[TASK REQUIREMENTS] An exact copy of all the entries is what is needed here.

[PROVIDED DATA]

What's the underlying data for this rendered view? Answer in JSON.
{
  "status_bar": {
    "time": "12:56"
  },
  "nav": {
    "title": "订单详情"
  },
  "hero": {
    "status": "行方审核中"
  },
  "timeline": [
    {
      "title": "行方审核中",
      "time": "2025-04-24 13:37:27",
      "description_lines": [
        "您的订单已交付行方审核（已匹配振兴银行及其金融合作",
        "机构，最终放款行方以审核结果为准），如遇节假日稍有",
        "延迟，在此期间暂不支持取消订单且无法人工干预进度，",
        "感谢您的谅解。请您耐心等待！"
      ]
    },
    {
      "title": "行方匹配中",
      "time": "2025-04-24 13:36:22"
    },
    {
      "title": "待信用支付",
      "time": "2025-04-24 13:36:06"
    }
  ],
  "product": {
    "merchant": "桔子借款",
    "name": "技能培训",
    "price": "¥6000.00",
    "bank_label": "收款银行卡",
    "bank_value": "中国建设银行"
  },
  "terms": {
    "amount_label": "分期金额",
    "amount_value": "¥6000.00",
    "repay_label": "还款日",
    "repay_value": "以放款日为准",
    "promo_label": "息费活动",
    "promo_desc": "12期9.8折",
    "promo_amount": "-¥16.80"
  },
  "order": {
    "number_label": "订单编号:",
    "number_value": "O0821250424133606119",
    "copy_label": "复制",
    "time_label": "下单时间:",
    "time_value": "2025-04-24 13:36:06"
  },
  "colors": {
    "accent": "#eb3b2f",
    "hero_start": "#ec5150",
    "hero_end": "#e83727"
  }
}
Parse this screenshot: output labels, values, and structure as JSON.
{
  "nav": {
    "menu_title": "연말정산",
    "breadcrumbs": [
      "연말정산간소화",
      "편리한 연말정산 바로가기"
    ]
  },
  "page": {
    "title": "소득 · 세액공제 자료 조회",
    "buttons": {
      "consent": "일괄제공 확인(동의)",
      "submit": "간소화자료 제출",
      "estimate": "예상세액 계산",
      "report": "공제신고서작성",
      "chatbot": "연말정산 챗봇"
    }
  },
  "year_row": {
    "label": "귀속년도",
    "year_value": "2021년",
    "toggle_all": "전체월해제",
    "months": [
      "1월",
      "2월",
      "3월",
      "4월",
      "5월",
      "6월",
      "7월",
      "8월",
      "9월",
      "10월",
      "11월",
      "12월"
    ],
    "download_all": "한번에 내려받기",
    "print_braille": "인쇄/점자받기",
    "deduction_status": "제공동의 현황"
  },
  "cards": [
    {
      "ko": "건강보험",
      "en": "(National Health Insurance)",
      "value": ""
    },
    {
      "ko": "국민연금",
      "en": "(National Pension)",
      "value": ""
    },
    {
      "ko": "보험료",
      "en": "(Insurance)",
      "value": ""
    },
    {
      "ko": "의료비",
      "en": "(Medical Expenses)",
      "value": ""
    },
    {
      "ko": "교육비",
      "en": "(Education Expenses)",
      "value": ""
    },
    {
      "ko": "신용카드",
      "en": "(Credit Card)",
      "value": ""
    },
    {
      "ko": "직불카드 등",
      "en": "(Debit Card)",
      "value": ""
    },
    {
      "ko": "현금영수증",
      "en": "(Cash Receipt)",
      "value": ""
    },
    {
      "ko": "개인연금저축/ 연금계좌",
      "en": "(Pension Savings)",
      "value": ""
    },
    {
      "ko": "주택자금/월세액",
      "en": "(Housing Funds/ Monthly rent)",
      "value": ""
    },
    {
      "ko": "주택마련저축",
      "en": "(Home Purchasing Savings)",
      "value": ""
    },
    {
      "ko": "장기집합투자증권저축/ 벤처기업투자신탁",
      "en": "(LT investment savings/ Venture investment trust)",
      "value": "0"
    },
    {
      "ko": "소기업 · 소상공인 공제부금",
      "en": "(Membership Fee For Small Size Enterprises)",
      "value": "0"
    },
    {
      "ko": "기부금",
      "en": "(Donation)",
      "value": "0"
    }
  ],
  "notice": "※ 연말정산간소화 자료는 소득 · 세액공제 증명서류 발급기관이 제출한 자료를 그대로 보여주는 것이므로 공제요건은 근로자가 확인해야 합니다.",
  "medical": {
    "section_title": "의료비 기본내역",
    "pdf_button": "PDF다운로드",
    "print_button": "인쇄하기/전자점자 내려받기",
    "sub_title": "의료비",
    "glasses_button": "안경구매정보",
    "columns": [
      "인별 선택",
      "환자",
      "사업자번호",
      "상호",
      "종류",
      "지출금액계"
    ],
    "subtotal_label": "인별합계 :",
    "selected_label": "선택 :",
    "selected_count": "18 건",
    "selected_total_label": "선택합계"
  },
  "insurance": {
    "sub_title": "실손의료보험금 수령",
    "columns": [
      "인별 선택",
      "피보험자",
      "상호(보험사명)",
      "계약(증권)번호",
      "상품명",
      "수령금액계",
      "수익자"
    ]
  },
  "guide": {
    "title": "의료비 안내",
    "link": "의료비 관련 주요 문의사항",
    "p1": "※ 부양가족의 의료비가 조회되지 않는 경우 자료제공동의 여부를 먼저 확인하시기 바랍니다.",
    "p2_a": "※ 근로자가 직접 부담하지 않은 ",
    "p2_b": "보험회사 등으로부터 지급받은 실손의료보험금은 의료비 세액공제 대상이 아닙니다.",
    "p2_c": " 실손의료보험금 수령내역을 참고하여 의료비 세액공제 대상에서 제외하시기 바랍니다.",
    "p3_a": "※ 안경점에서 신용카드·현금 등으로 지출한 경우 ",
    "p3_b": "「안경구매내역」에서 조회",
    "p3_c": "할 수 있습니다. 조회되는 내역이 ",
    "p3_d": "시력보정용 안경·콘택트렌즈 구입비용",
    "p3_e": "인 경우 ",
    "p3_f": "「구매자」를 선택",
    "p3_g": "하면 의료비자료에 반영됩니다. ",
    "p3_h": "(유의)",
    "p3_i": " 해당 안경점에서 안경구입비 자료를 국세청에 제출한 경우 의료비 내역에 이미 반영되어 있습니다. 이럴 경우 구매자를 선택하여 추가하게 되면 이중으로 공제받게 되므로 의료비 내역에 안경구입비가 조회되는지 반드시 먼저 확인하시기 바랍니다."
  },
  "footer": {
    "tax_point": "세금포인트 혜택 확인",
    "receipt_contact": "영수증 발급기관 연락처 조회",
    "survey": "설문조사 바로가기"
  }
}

[OUTPUT BELOW]
What's the underlying data for this rendered view? Answer in JSON.
{
  "status_bar": {
    "time": "12:56"
  },
  "nav": {
    "title": "订单详情"
  },
  "hero": {
    "status": "行方审核中"
  },
  "timeline": [
    {
      "title": "行方审核中",
      "time": "2025-04-24 13:37:27",
      "description_lines": [
        "您的订单已交付行方审核（已匹配振兴银行及其金融合作",
        "机构，最终放款行方以审核结果为准），如遇节假日稍有",
        "延迟，在此期间暂不支持取消订单且无法人工干预进度，",
        "感谢您的谅解。请您耐心等待！"
      ]
    },
    {
      "title": "行方匹配中",
      "time": "2025-04-24 13:36:22"
    },
    {
      "title": "待信用支付",
      "time": "2025-04-24 13:36:06"
    }
  ],
  "product": {
    "merchant": "桔子借款",
    "name": "技能培训",
    "price": "¥6000.00",
    "bank_label": "收款银行卡",
    "bank_value": "中国建设银行"
  },
  "terms": {
    "amount_label": "分期金额",
    "amount_value": "¥6000.00",
    "repay_label": "还款日",
    "repay_value": "以放款日为准",
    "promo_label": "息费活动",
    "promo_desc": "12期9.8折",
    "promo_amount": "-¥16.80"
  },
  "order": {
    "number_label": "订单编号:",
    "number_value": "O0821250424133606119",
    "copy_label": "复制",
    "time_label": "下单时间:",
    "time_value": "2025-04-24 13:36:06"
  },
  "colors": {
    "accent": "#eb3b2f",
    "hero_start": "#ec5150",
    "hero_end": "#e83727"
  }
}
Parse this screenshot: output labels, values, and structure as JSON.
{
  "nav": {
    "menu_title": "연말정산",
    "breadcrumbs": [
      "연말정산간소화",
      "편리한 연말정산 바로가기"
    ]
  },
  "page": {
    "title": "소득 · 세액공제 자료 조회",
    "buttons": {
      "consent": "일괄제공 확인(동의)",
      "submit": "간소화자료 제출",
      "estimate": "예상세액 계산",
      "report": "공제신고서작성",
      "chatbot": "연말정산 챗봇"
    }
  },
  "year_row": {
    "label": "귀속년도",
    "year_value": "2021년",
    "toggle_all": "전체월해제",
    "months": [
      "1월",
      "2월",
      "3월",
      "4월",
      "5월",
      "6월",
      "7월",
      "8월",
      "9월",
      "10월",
      "11월",
      "12월"
    ],
    "download_all": "한번에 내려받기",
    "print_braille": "인쇄/점자받기",
    "deduction_status": "제공동의 현황"
  },
  "cards": [
    {
      "ko": "건강보험",
      "en": "(National Health Insurance)",
      "value": ""
    },
    {
      "ko": "국민연금",
      "en": "(National Pension)",
      "value": ""
    },
    {
      "ko": "보험료",
      "en": "(Insurance)",
      "value": ""
    },
    {
      "ko": "의료비",
      "en": "(Medical Expenses)",
      "value": ""
    },
    {
      "ko": "교육비",
      "en": "(Education Expenses)",
      "value": ""
    },
    {
      "ko": "신용카드",
      "en": "(Credit Card)",
      "value": ""
    },
    {
      "ko": "직불카드 등",
      "en": "(Debit Card)",
      "value": ""
    },
    {
      "ko": "현금영수증",
      "en": "(Cash Receipt)",
      "value": ""
    },
    {
      "ko": "개인연금저축/ 연금계좌",
      "en": "(Pension Savings)",
      "value": ""
    },
    {
      "ko": "주택자금/월세액",
      "en": "(Housing Funds/ Monthly rent)",
      "value": ""
    },
    {
      "ko": "주택마련저축",
      "en": "(Home Purchasing Savings)",
      "value": ""
    },
    {
      "ko": "장기집합투자증권저축/ 벤처기업투자신탁",
      "en": "(LT investment savings/ Venture investment trust)",
      "value": "0"
    },
    {
      "ko": "소기업 · 소상공인 공제부금",
      "en": "(Membership Fee For Small Size Enterprises)",
      "value": "0"
    },
    {
      "ko": "기부금",
      "en": "(Donation)",
      "value": "0"
    }
  ],
  "notice": "※ 연말정산간소화 자료는 소득 · 세액공제 증명서류 발급기관이 제출한 자료를 그대로 보여주는 것이므로 공제요건은 근로자가 확인해야 합니다.",
  "medical": {
    "section_title": "의료비 기본내역",
    "pdf_button": "PDF다운로드",
    "print_button": "인쇄하기/전자점자 내려받기",
    "sub_title": "의료비",
    "glasses_button": "안경구매정보",
    "columns": [
      "인별 선택",
      "환자",
      "사업자번호",
      "상호",
      "종류",
      "지출금액계"
    ],
    "subtotal_label": "인별합계 :",
    "selected_label": "선택 :",
    "selected_count": "18 건",
    "selected_total_label": "선택합계"
  },
  "insurance": {
    "sub_title": "실손의료보험금 수령",
    "columns": [
      "인별 선택",
      "피보험자",
      "상호(보험사명)",
      "계약(증권)번호",
      "상품명",
      "수령금액계",
      "수익자"
    ]
  },
  "guide": {
    "title": "의료비 안내",
    "link": "의료비 관련 주요 문의사항",
    "p1": "※ 부양가족의 의료비가 조회되지 않는 경우 자료제공동의 여부를 먼저 확인하시기 바랍니다.",
    "p2_a": "※ 근로자가 직접 부담하지 않은 ",
    "p2_b": "보험회사 등으로부터 지급받은 실손의료보험금은 의료비 세액공제 대상이 아닙니다.",
    "p2_c": " 실손의료보험금 수령내역을 참고하여 의료비 세액공제 대상에서 제외하시기 바랍니다.",
    "p3_a": "※ 안경점에서 신용카드·현금 등으로 지출한 경우 ",
    "p3_b": "「안경구매내역」에서 조회",
    "p3_c": "할 수 있습니다. 조회되는 내역이 ",
    "p3_d": "시력보정용 안경·콘택트렌즈 구입비용",
    "p3_e": "인 경우 ",
    "p3_f": "「구매자」를 선택",
    "p3_g": "하면 의료비자료에 반영됩니다. ",
    "p3_h": "(유의)",
    "p3_i": " 해당 안경점에서 안경구입비 자료를 국세청에 제출한 경우 의료비 내역에 이미 반영되어 있습니다. 이럴 경우 구매자를 선택하여 추가하게 되면 이중으로 공제받게 되므로 의료비 내역에 안경구입비가 조회되는지 반드시 먼저 확인하시기 바랍니다."
  },
  "footer": {
    "tax_point": "세금포인트 혜택 확인",
    "receipt_contact": "영수증 발급기관 연락처 조회",
    "survey": "설문조사 바로가기"
  }
}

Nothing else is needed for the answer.